Conklin: Writing about writing


Writing about writing ought to be easy for me because I have enjoyed writing for as long as I can remember. Like a lot of people, I started using my kitchen calendar to write down things I wanted to remember.

However, I couldn’t get much in that little 1 and 1/2-inch square box. I was too limited, so I just kept writing smaller and smaller to get more in that little square. Then, it just so happened that our insurance company started giving us calendar books and each day of the year was 1/2 of a 6-inch by 8-inch page page.

I thought I was living high to have that much space, but eventually, that, too, became too limited for me. So, finally I got myself an 8-inch by 11-inch spiral notebook, and never again limited myself as to how much to write each day. That was back in the 90s.

As of now, I have filled 40 notebooks that I keep in my bookcase. Whether I fill only one page, or three, it depends on what is going on in my life that day. I encourage everyone to give it a try. You may like it.

Over time, when I needed to find something in all those notebooks, and couldn’t, I realized I needed to try something new. So, at the end of each month, I reviewed what all had happened and wrote a review of that month.

Then, at the end of that year, using those end of month reviews, I made up a list of the most important things that had happened that entire year. So, my thoughts now are, since I have over 40 years of notebooks, do I dare think of trying to condense those reviews of the years into some kind of list which would cover my whole lifetime? Not yet.

While keeping all those journals, if I ran onto a good quote that I wanted to remember, I would just write it up on the top of the page. I always thought I could find it later, but that didn’t work. So, I went back to the small journals and started using them as “Quote Books.”

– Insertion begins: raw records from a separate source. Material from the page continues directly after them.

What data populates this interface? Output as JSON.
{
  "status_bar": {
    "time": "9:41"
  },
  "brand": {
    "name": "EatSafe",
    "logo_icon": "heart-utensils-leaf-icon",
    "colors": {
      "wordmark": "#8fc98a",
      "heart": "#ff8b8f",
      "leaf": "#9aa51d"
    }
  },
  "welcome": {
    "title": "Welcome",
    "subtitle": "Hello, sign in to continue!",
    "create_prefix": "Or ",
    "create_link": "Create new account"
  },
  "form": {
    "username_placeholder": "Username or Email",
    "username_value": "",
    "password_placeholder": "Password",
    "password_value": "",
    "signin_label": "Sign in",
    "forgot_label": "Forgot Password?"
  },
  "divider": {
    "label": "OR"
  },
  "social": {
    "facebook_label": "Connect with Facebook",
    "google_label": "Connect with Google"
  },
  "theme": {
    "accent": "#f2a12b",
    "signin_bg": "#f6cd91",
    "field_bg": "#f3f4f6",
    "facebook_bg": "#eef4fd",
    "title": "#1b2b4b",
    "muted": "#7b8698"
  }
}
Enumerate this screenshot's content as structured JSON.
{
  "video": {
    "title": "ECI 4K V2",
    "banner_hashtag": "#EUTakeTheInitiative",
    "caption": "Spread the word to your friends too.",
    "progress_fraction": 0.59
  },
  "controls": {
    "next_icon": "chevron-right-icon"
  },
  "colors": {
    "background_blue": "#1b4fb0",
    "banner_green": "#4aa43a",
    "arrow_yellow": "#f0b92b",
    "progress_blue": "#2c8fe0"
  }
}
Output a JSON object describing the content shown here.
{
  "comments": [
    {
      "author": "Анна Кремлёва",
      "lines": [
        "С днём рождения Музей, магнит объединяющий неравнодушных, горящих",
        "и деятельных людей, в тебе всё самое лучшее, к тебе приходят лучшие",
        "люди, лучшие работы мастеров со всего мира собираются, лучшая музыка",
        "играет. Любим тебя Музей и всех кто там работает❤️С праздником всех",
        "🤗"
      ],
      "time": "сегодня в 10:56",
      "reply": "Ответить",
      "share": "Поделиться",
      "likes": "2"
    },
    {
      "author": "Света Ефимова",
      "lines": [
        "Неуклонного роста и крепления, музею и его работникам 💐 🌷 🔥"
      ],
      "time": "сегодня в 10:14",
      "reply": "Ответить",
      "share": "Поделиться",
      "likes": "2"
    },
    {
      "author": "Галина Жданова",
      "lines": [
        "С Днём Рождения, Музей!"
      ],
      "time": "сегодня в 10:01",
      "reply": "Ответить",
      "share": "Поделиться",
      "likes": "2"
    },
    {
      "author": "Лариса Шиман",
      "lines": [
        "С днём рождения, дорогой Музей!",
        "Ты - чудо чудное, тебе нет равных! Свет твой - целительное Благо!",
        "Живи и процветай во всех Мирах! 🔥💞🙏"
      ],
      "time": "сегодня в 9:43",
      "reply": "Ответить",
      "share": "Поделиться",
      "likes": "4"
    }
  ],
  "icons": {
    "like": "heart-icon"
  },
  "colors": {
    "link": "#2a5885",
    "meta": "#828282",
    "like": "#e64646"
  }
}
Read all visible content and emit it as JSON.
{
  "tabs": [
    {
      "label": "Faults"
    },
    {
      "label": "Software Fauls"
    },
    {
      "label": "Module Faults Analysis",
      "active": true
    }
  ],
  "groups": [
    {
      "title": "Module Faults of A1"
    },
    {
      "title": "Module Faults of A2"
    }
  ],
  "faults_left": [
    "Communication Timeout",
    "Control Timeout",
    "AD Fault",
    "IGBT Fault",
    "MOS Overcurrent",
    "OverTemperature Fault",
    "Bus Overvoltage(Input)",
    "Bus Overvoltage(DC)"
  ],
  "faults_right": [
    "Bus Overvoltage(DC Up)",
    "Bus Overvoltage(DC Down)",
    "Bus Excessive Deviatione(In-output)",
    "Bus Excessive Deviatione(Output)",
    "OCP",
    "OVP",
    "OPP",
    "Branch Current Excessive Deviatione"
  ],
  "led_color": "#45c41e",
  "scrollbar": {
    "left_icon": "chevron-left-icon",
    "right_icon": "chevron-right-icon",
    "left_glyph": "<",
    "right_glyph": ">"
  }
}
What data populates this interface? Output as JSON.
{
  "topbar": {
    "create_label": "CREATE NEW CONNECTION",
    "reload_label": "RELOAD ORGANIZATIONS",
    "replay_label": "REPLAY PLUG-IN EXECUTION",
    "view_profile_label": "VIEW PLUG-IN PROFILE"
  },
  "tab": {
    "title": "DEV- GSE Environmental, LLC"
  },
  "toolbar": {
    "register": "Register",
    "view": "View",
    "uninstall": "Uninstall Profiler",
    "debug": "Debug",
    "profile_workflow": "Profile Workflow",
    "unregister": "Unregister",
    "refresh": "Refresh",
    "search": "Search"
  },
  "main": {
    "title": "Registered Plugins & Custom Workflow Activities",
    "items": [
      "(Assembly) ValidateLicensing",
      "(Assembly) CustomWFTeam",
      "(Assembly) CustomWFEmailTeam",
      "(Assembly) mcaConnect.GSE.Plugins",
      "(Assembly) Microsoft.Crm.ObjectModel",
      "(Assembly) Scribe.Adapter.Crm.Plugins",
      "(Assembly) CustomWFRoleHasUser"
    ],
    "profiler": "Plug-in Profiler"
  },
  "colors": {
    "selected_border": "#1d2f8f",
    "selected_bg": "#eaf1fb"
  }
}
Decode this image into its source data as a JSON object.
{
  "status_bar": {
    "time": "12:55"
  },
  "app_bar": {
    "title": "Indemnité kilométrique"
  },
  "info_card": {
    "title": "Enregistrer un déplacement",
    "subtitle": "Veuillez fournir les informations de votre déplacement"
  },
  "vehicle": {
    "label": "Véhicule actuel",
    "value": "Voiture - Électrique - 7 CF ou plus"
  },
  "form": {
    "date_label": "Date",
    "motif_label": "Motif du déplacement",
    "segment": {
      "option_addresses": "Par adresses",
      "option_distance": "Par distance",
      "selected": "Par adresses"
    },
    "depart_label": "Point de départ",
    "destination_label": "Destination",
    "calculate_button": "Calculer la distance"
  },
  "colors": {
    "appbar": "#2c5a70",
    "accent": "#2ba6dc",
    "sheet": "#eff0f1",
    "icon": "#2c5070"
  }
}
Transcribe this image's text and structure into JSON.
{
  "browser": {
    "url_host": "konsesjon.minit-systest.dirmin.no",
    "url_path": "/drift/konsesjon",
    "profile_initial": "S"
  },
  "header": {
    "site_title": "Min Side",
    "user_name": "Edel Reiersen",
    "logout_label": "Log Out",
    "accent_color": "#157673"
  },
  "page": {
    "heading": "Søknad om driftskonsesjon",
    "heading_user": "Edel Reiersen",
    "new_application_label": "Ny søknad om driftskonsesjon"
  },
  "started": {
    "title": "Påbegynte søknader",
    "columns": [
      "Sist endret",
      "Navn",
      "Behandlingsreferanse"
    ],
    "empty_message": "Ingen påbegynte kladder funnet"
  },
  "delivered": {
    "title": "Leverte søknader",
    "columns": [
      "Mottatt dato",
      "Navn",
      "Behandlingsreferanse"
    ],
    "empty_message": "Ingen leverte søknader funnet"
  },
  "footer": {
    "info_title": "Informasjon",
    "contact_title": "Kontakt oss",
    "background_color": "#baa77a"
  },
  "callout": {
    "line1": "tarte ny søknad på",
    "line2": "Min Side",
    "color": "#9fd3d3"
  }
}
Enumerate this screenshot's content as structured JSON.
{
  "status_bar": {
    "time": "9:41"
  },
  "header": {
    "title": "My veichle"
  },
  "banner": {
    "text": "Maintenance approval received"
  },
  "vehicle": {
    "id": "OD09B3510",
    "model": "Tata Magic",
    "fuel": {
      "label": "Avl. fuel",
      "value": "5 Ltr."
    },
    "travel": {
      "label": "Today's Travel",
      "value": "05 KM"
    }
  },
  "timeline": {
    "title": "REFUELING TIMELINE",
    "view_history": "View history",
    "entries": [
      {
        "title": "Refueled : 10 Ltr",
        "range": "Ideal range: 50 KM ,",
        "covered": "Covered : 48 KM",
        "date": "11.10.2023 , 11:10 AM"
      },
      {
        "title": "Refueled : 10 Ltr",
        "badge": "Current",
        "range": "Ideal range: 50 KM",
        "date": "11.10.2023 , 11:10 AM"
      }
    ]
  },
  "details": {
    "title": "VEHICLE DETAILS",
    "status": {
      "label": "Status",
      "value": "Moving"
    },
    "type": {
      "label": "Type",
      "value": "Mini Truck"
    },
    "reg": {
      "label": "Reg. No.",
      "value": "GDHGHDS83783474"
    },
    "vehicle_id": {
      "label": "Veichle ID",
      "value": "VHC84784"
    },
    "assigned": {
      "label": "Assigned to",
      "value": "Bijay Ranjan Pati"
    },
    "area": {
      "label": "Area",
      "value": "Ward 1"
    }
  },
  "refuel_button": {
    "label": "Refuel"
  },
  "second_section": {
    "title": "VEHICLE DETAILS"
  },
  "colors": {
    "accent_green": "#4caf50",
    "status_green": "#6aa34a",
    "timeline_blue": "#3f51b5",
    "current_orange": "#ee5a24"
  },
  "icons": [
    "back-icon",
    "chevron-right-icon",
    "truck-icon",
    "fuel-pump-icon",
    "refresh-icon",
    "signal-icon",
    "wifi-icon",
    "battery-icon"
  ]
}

That was in 2001 and was one of my best ideas ever. That’s because now I have six quote books, filled with wonderful quotes that I enjoy reading over and over. I encourage everyone to try doing that, too. The quotes included in these books are quotes by famous people, as well as quotes by members of my family.

The best ones are things said by my daughters, nieces and nephews, as well as children I have taken care of over the years. Using quotes from these books, I have made personal quote books for family members, using things that they had said as children.

I have given these personal quote books as wedding, birthday, anniversary and even Christmas presents. They like the quotes made by themselves, by their parents or other familiar people. The wedding ones are always strictly about love.

One time I wanted to send a special get well card to a family friend, so I got a regular card and put two full pages of thought-provoking good quotes inside it, to be read and thought about over his long recovery. I want to add that while reading books for book club, I was always looking for the perfect sentence to copy as a reminder of what the book was about.

Too often just the title of a book and the author’s name isn’t enough to remember what the book was about. And, I like to give all 10-year-old girls their own journal to begin using at that age.

I would like to use the space I have left to list some of my favorite quotes I have found over these past 16 years:

1. “I thought growing old would take longer.”

2. “Poise is the art of raising the eyebrows instead of the roof.”

3. “Volunteers are unpaid, not because they are worthless, but because they are priceless.”

4. “Love is the condition in which the happiness of another person is essential to your own. — Robert Heinlein.

5. “Pessimists and Optimists seem to be two different breeds of man. Pessimists say ‘It can’t get worse.’ Optimists say “Of course it can.” — Ruth King.

6. “Give your heart a reason to keep beating.” —-Dr. Oz

7. “Diplomacy is the art of telling plain truths without giving offense.” — Winston Churchill.

8. “The difference between the right word and the almost right word is the difference between lightning and a lightning bug.” — Mark Twain.

9. “Most smiles are started with another smile.”

10. “We can all live on less when we have more to live for.” — Vic Kitchen.

Kay E. Conklin is a retired Delaware County recorder who served four terms. She graduated from Ohio Wesleyan University with a degree in sociology and anthropology.

No posts to display